NPR’s global health correspondent Jason Beaubien tries to keep his cool when traveling abroad. But he may have set a new record for chillness.

En route to Liberia to cover the Ebola outbreak, he flew out of Sierra Leone’s Freetown airport. Like all passengers, he had his body temperature measured by an ear gun thermometer. The reading: 32.8 degrees centigrade (roughly 91 degrees Fahrenheit).

A 95-degree temperature can mark the onset of hypothermia; at 91 degrees amnesia can kick in. But Jason remembers (and has photo proof) of that clearly erroneous temperature reading.

The authorities were not troubled and let him board his flight.

If that was a comedy of errors, in Monrovia, Beaubien found a tragedy of errors when it comes to burying the dead.

There have been over 350 Ebola deaths in Liberia. How are the bodies being handled?

The government is having a really hard time finding places to bury the bodies because nobody wants them in their community.

The government bought this land [for burials] in a quite remote spot. There isn’t even a village that close to it, just some little shacks. But it’s near the settlement of Johnsonville.

The dead body management teams — that’s what they call them — went out there last week to bury these bodies. Basically, the site is a swamp. They had a big backhoe to start digging the graves. But people from the [nearest] community came — they didn’t want the bodies buried there. There was a clash. Then the backhoe got stuck in the mud.

They didn’t finish burying the bodies that night, but they threw the bodies into the graves they’d dug. Overnight, water from the swamp came up and lifted the body bags up, and so the body bags were floating in these graves. And the community was furious.
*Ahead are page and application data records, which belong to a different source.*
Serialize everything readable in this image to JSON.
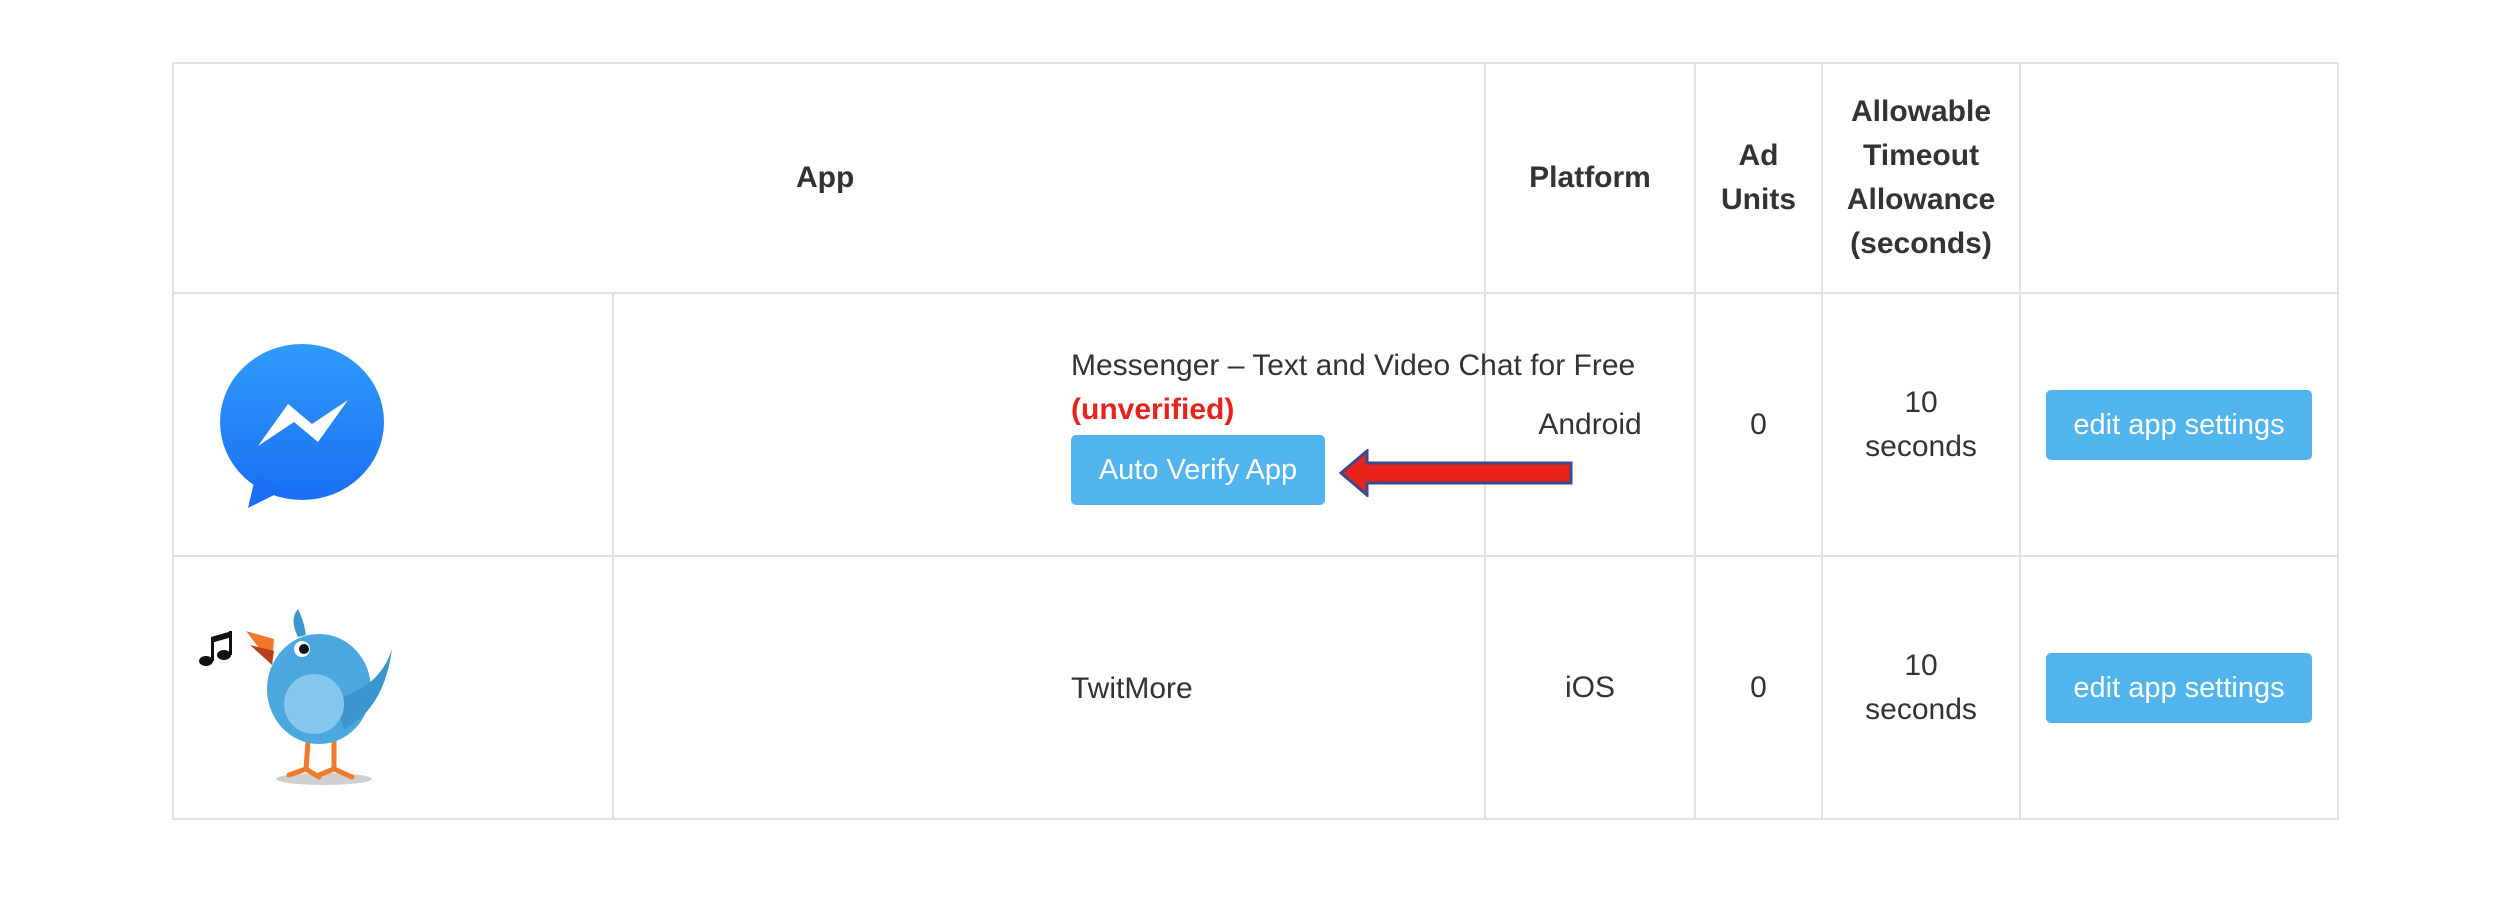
{
  "table": {
    "headers": {
      "app": "App",
      "platform": "Platform",
      "ad_units": "Ad Units",
      "timeout": "Allowable Timeout Allowance (seconds)",
      "actions": ""
    },
    "rows": [
      {
        "icon": "messenger-icon",
        "name": "Messenger – Text and Video Chat for Free",
        "status": "(unverified)",
        "verify_label": "Auto Verify App",
        "platform": "Android",
        "ad_units": "0",
        "timeout_value": "10",
        "timeout_unit": "seconds",
        "edit_label": "edit app settings"
      },
      {
        "icon": "singing-bird-icon",
        "name": "TwitMore",
        "platform": "iOS",
        "ad_units": "0",
        "timeout_value": "10",
        "timeout_unit": "seconds",
        "edit_label": "edit app settings"
      }
    ]
  },
  "colors": {
    "button": "#51b4ec",
    "unverified": "#e8231b",
    "arrow_fill": "#e8231b",
    "arrow_outline": "#3a4a8c",
    "messenger_blue": "#1f86f7"
  }
}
Continue reading.

Photo: The makeshift markers for graves of Ebola victims lie scattered in a burial site located on swampland, some two hours from the capital city of Monrovia. (Jason Beaubien/NPR)
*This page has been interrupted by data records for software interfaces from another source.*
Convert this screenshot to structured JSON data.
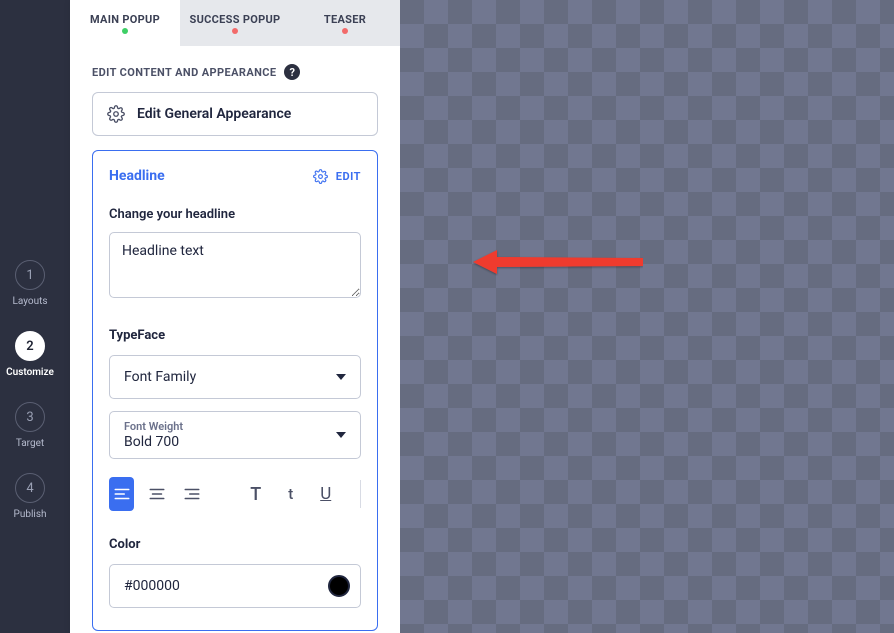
{
  "steps": [
    {
      "num": "1",
      "label": "Layouts"
    },
    {
      "num": "2",
      "label": "Customize"
    },
    {
      "num": "3",
      "label": "Target"
    },
    {
      "num": "4",
      "label": "Publish"
    }
  ],
  "tabs": [
    {
      "label": "MAIN POPUP",
      "dot": "green"
    },
    {
      "label": "SUCCESS POPUP",
      "dot": "red"
    },
    {
      "label": "TEASER",
      "dot": "red"
    }
  ],
  "section_header": "EDIT CONTENT AND APPEARANCE",
  "general_button": "Edit General Appearance",
  "card": {
    "title": "Headline",
    "edit_label": "EDIT",
    "change_label": "Change your headline",
    "headline_value": "Headline text",
    "typeface_label": "TypeFace",
    "font_family_placeholder": "Font Family",
    "font_weight_mini": "Font Weight",
    "font_weight_value": "Bold 700",
    "color_label": "Color",
    "color_hex": "#000000",
    "color_swatch": "#000000"
  }
}
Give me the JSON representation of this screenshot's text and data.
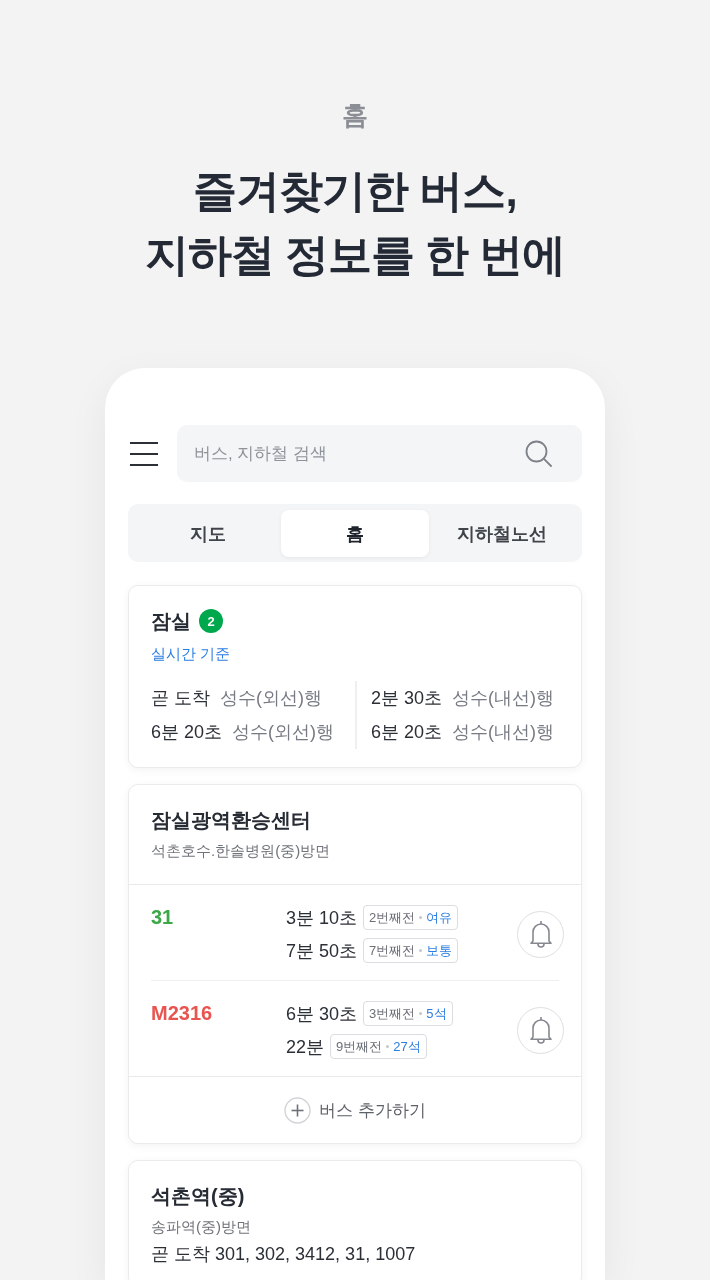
{
  "header": {
    "section_label": "홈",
    "headline": "즐겨찾기한 버스,\n지하철 정보를 한 번에"
  },
  "app": {
    "search": {
      "placeholder": "버스, 지하철 검색"
    },
    "tabs": [
      {
        "label": "지도",
        "selected": false
      },
      {
        "label": "홈",
        "selected": true
      },
      {
        "label": "지하철노선",
        "selected": false
      }
    ],
    "cards": [
      {
        "kind": "subway",
        "title": "잠실",
        "line": {
          "label": "2",
          "color": "#00a84d"
        },
        "note": "실시간 기준",
        "columns": [
          [
            {
              "time": "곧 도착",
              "destination": "성수(외선)행"
            },
            {
              "time": "6분 20초",
              "destination": "성수(외선)행"
            }
          ],
          [
            {
              "time": "2분 30초",
              "destination": "성수(내선)행"
            },
            {
              "time": "6분 20초",
              "destination": "성수(내선)행"
            }
          ]
        ]
      },
      {
        "kind": "bus_stop",
        "title": "잠실광역환승센터",
        "direction": "석촌호수.한솔병원(중)방면",
        "buses": [
          {
            "number": "31",
            "color": "#3aa846",
            "arrivals": [
              {
                "time": "3분 10초",
                "stops": "2번째전",
                "status": "여유"
              },
              {
                "time": "7분 50초",
                "stops": "7번째전",
                "status": "보통"
              }
            ]
          },
          {
            "number": "M2316",
            "color": "#e8544f",
            "arrivals": [
              {
                "time": "6분 30초",
                "stops": "3번째전",
                "status": "5석"
              },
              {
                "time": "22분",
                "stops": "9번째전",
                "status": "27석"
              }
            ]
          }
        ],
        "add_label": "버스 추가하기"
      },
      {
        "kind": "bus_stop_summary",
        "title": "석촌역(중)",
        "direction": "송파역(중)방면",
        "summary": "곧 도착 301, 302, 3412, 31, 1007"
      }
    ]
  }
}
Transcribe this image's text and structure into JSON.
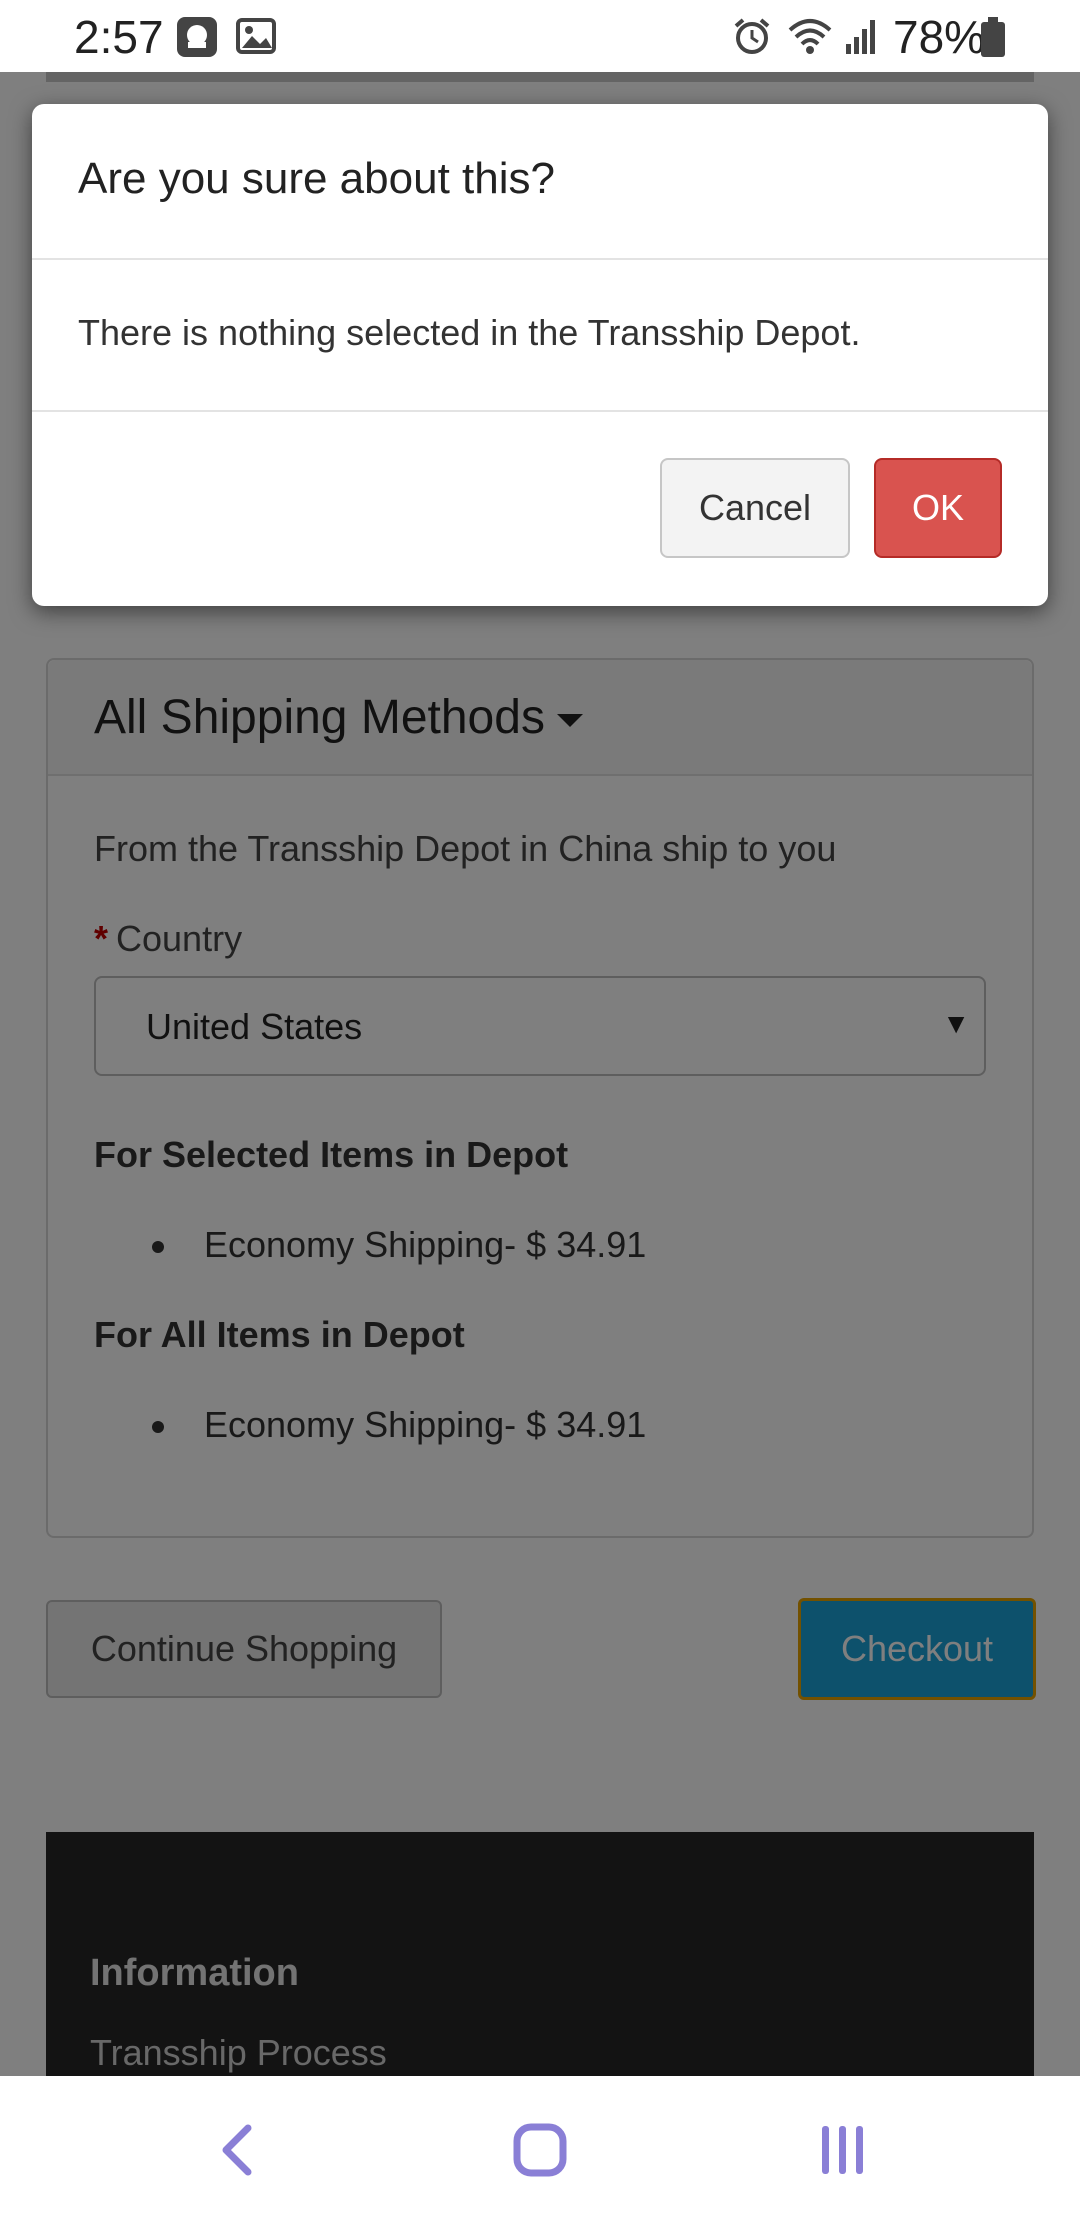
{
  "status_bar": {
    "time": "2:57",
    "battery_percent": "78%",
    "icons": [
      "chat-bubble-icon",
      "gallery-icon",
      "alarm-icon",
      "wifi-icon",
      "signal-icon",
      "battery-icon"
    ]
  },
  "dialog": {
    "title": "Are you sure about this?",
    "message": "There is nothing selected in the Transship Depot.",
    "cancel_label": "Cancel",
    "ok_label": "OK"
  },
  "shipping": {
    "title": "All Shipping Methods",
    "intro": "From the Transship Depot in China ship to you",
    "country_label": "Country",
    "required_marker": "*",
    "country_value": "United States",
    "selected_heading": "For Selected Items in Depot",
    "selected_items": [
      "Economy Shipping- $ 34.91"
    ],
    "all_heading": "For All Items in Depot",
    "all_items": [
      "Economy Shipping- $ 34.91"
    ]
  },
  "actions": {
    "continue_label": "Continue Shopping",
    "checkout_label": "Checkout"
  },
  "footer": {
    "heading": "Information",
    "link": "Transship Process"
  },
  "nav_bar": {
    "icons": [
      "back-icon",
      "home-icon",
      "recent-apps-icon"
    ]
  },
  "colors": {
    "ok_red": "#d9534f",
    "checkout_blue": "#1aa3d9",
    "checkout_border": "#e6a300",
    "nav_icon": "#8a7fd6"
  }
}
Black Men Need More Education to Get the Same Jobs
By Margaret Barthel

A new report shows that an African American college graduate has the same employment prospects as a white peer without a diploma.
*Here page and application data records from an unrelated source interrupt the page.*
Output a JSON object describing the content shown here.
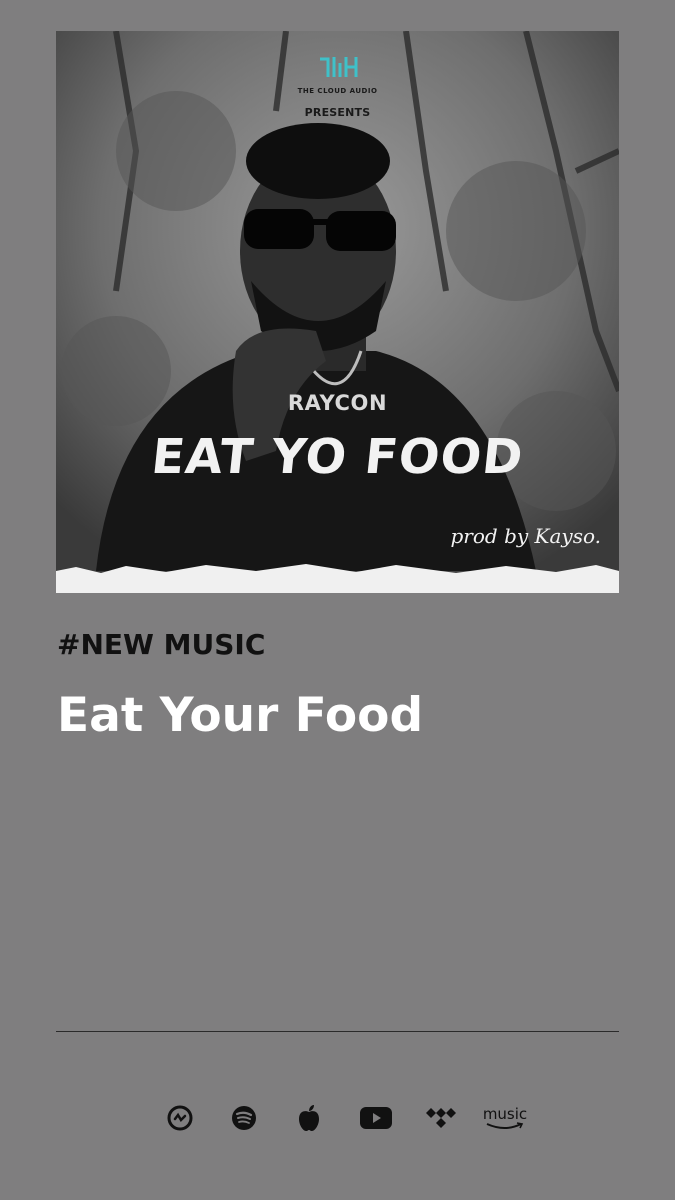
{
  "cover": {
    "brand_name": "THE CLOUD AUDIO",
    "presents": "PRESENTS",
    "artist": "RAYCON",
    "title": "EAT YO FOOD",
    "producer": "prod by Kayso.",
    "logo_icon": "cloud-audio-logo-icon"
  },
  "post": {
    "tag": "#NEW MUSIC",
    "title": "Eat Your Food"
  },
  "platforms": [
    {
      "name": "audiomack",
      "icon": "audiomack-icon"
    },
    {
      "name": "spotify",
      "icon": "spotify-icon"
    },
    {
      "name": "apple-music",
      "icon": "apple-icon"
    },
    {
      "name": "youtube",
      "icon": "youtube-icon"
    },
    {
      "name": "tidal",
      "icon": "tidal-icon"
    },
    {
      "name": "amazon-music",
      "icon": "amazon-music-icon",
      "label": "music"
    }
  ],
  "colors": {
    "background": "#7f7e7f",
    "logo_accent": "#3fc1c9",
    "headline": "#ffffff",
    "tag": "#111111"
  }
}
Meet Steve and Kwame, two fictional guys who just graduated from the University of Maryland. Almost everything about them is weirdly identical—they majored in the same subject, they got the same grades in college, they have the same bullet points on their resumes—but Kwame is African American and Steve is white.  Now, they’re both spending their post-pomp-and-circumstance summer looking for jobs. Do they have the same employment prospects?
A recent report from the advocacy group Young Invincibles suggests not: African American millennial men need two or more levels of education to have the same employment prospects as their white peers. White male college graduates have a 97.6% employment rate. Black male college graduates have a 92.8% employment rate—which correlates more closely with the job prospects for white men who have some college education but no degree (92.5%).
(From The Atlantic)

Black Men Need More Education to Get the Same Jobs

By Margaret Barthel
A new report shows that an African American college graduate has the same employment prospects as a white peer without a diploma.

Meet Steve and Kwame, two fictional guys who just graduated from the University of Maryland. Almost everything about them is weirdly identical—they majored in the same subject, they got the same grades in college, they have the same bullet points on their resumes—but Kwame is African American and Steve is white.  Now, they’re both spending their post-pomp-and-circumstance summer looking for jobs. Do they have the same employment prospects?

A recent report from the advocacy group Young Invincibles suggests not: African American millennial men need two or more levels of education to have the same employment prospects as their white peers. White male college graduates have a 97.6% employment rate. Black male college graduates have a 92.8% employment rate—which correlates more closely with the job prospects for white men who have some college education but no degree (92.5%).

(From The Atlantic)